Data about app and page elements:
────
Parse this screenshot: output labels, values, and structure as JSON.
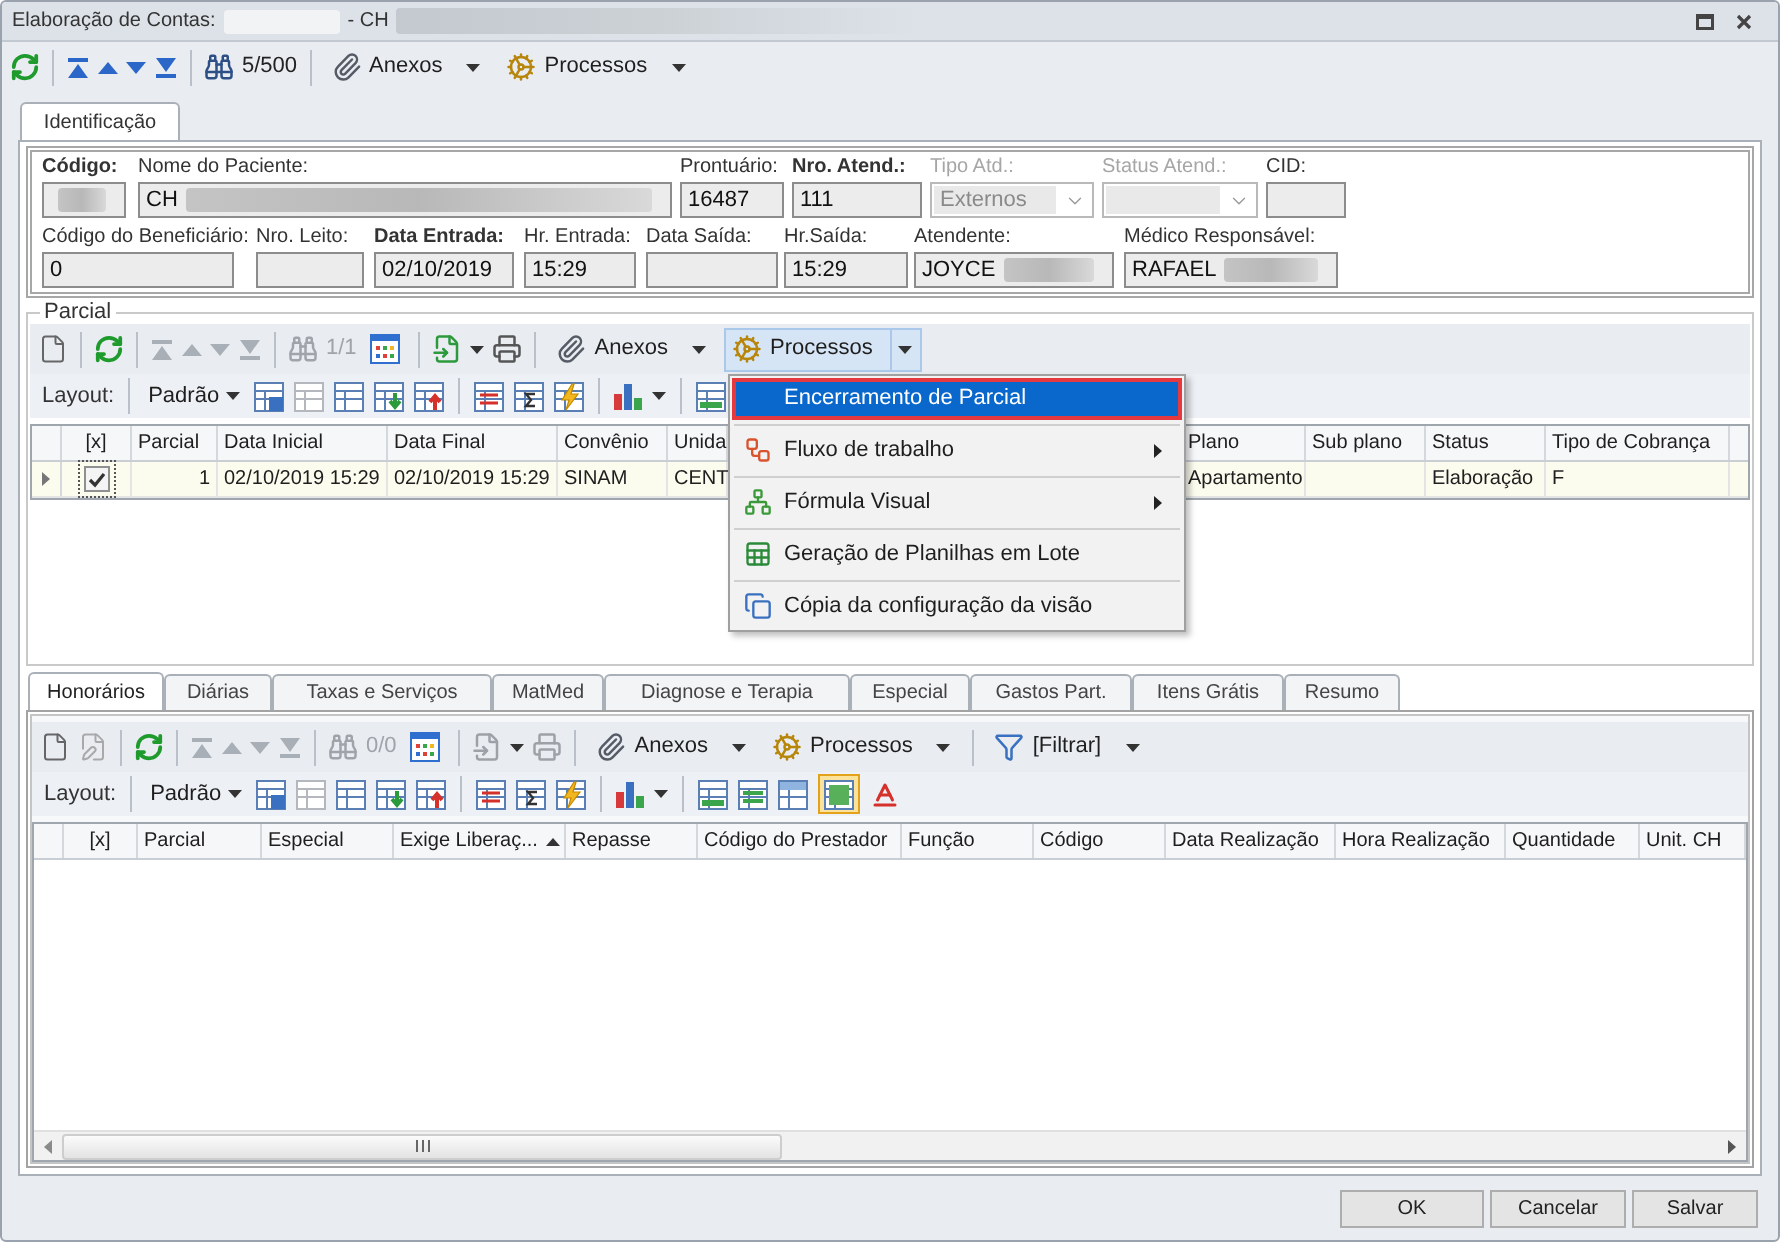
{
  "window": {
    "title": "Elaboração de Contas:",
    "title_redacted": true,
    "subtitle": "- CH",
    "subtitle_redacted": true
  },
  "toolbar": {
    "navigation_disabled": false,
    "counter": "5/500",
    "menus": [
      {
        "kind": "attachments",
        "label": "Anexos",
        "pressed": false
      },
      {
        "kind": "processes",
        "label": "Processos",
        "pressed": false
      }
    ]
  },
  "tabs": [
    {
      "label": "Identificação",
      "selected": true
    }
  ],
  "form": {
    "lines": [
      {
        "fields": [
          {
            "kind": "text",
            "label": "Código:",
            "emphasis": true,
            "disabled": false,
            "redacted": true
          },
          {
            "kind": "text",
            "label": "Nome do Paciente:",
            "value": "CH",
            "emphasis": false,
            "disabled": false,
            "redacted": true
          },
          {
            "kind": "text",
            "label": "Prontuário:",
            "value": "16487",
            "emphasis": false,
            "disabled": false,
            "redacted": false
          },
          {
            "kind": "text",
            "label": "Nro. Atend.:",
            "value": "111",
            "emphasis": true,
            "disabled": false,
            "redacted": false
          },
          {
            "kind": "dropdown",
            "label": "Tipo Atd.:",
            "value": "Externos",
            "emphasis": false,
            "disabled": true
          },
          {
            "kind": "dropdown",
            "label": "Status Atend.:",
            "emphasis": false,
            "disabled": true
          },
          {
            "kind": "text",
            "label": "CID:",
            "emphasis": false,
            "disabled": false,
            "redacted": false
          }
        ]
      },
      {
        "fields": [
          {
            "kind": "text",
            "label": "Código do Beneficiário:",
            "value": "0",
            "emphasis": false,
            "disabled": false,
            "redacted": false
          },
          {
            "kind": "text",
            "label": "Nro. Leito:",
            "emphasis": false,
            "disabled": false,
            "redacted": false
          },
          {
            "kind": "text",
            "label": "Data Entrada:",
            "value": "02/10/2019",
            "emphasis": true,
            "disabled": false,
            "redacted": false
          },
          {
            "kind": "text",
            "label": "Hr. Entrada:",
            "value": "15:29",
            "emphasis": false,
            "disabled": false,
            "redacted": false
          },
          {
            "kind": "text",
            "label": "Data Saída:",
            "emphasis": false,
            "disabled": false,
            "redacted": false
          },
          {
            "kind": "text",
            "label": "Hr.Saída:",
            "value": "15:29",
            "emphasis": false,
            "disabled": false,
            "redacted": false
          },
          {
            "kind": "text",
            "label": "Atendente:",
            "value": "JOYCE",
            "emphasis": false,
            "disabled": false,
            "redacted": true
          },
          {
            "kind": "text",
            "label": "Médico Responsável:",
            "value": "RAFAEL",
            "emphasis": false,
            "disabled": false,
            "redacted": true
          }
        ]
      }
    ]
  },
  "parcial": {
    "title": "Parcial",
    "toolbar": {
      "navigation_disabled": true,
      "output_disabled": false,
      "counter": "1/1",
      "menus": [
        {
          "kind": "attachments",
          "label": "Anexos",
          "pressed": false
        },
        {
          "kind": "processes",
          "label": "Processos",
          "pressed": true
        }
      ]
    },
    "layout": {
      "label": "Layout:",
      "preset": "Padrão"
    },
    "menu": {
      "items": [
        {
          "label": "Encerramento de Parcial",
          "selected": true,
          "submenu": false
        },
        {
          "label": "Fluxo de trabalho",
          "selected": false,
          "submenu": true
        },
        {
          "label": "Fórmula Visual",
          "selected": false,
          "submenu": true
        },
        {
          "label": "Geração de Planilhas em Lote",
          "selected": false,
          "submenu": false
        },
        {
          "label": "Cópia da configuração da visão",
          "selected": false,
          "submenu": false
        }
      ]
    },
    "table": {
      "columns": [
        "[x]",
        "Parcial",
        "Data Inicial",
        "Data Final",
        "Convênio",
        "Unida",
        "Plano",
        "Sub plano",
        "Status",
        "Tipo de Cobrança"
      ],
      "rows": [
        {
          "selected": true,
          "checked": true,
          "cells": [
            "",
            "1",
            "02/10/2019 15:29",
            "02/10/2019 15:29",
            "SINAM",
            "CENT",
            "Apartamento",
            "",
            "Elaboração",
            "F"
          ]
        }
      ]
    }
  },
  "detail_tabs": [
    {
      "label": "Honorários",
      "selected": true
    },
    {
      "label": "Diárias",
      "selected": false
    },
    {
      "label": "Taxas e Serviços",
      "selected": false
    },
    {
      "label": "MatMed",
      "selected": false
    },
    {
      "label": "Diagnose e Terapia",
      "selected": false
    },
    {
      "label": "Especial",
      "selected": false
    },
    {
      "label": "Gastos Part.",
      "selected": false
    },
    {
      "label": "Itens Grátis",
      "selected": false
    },
    {
      "label": "Resumo",
      "selected": false
    }
  ],
  "detail": {
    "toolbar": {
      "navigation_disabled": true,
      "output_disabled": true,
      "counter": "0/0",
      "menus": [
        {
          "kind": "attachments",
          "label": "Anexos",
          "pressed": false
        },
        {
          "kind": "processes",
          "label": "Processos",
          "pressed": false
        },
        {
          "kind": "filter",
          "label": "[Filtrar]",
          "pressed": false
        }
      ]
    },
    "layout": {
      "label": "Layout:",
      "preset": "Padrão",
      "preview_checked": true
    },
    "table": {
      "columns": [
        {
          "label": "[x]",
          "sorted": false
        },
        {
          "label": "Parcial",
          "sorted": false
        },
        {
          "label": "Especial",
          "sorted": false
        },
        {
          "label": "Exige Liberaç...",
          "sorted": true
        },
        {
          "label": "Repasse",
          "sorted": false
        },
        {
          "label": "Código do Prestador",
          "sorted": false
        },
        {
          "label": "Função",
          "sorted": false
        },
        {
          "label": "Código",
          "sorted": false
        },
        {
          "label": "Data Realização",
          "sorted": false
        },
        {
          "label": "Hora Realização",
          "sorted": false
        },
        {
          "label": "Quantidade",
          "sorted": false
        },
        {
          "label": "Unit. CH",
          "sorted": false
        }
      ]
    }
  },
  "buttons": [
    {
      "label": "OK"
    },
    {
      "label": "Cancelar"
    },
    {
      "label": "Salvar"
    }
  ]
}
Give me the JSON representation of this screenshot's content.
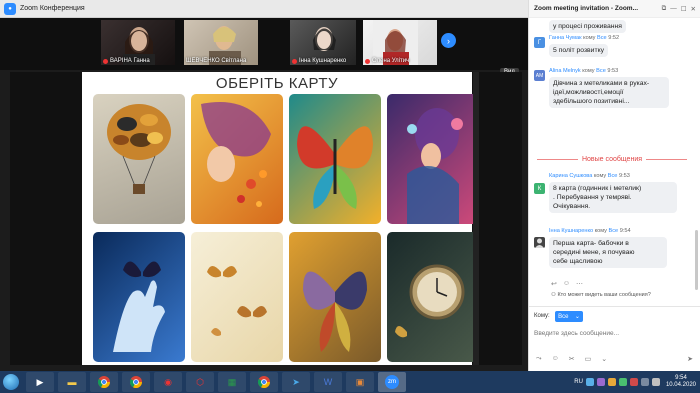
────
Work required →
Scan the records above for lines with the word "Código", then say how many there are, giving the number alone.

Your response →
4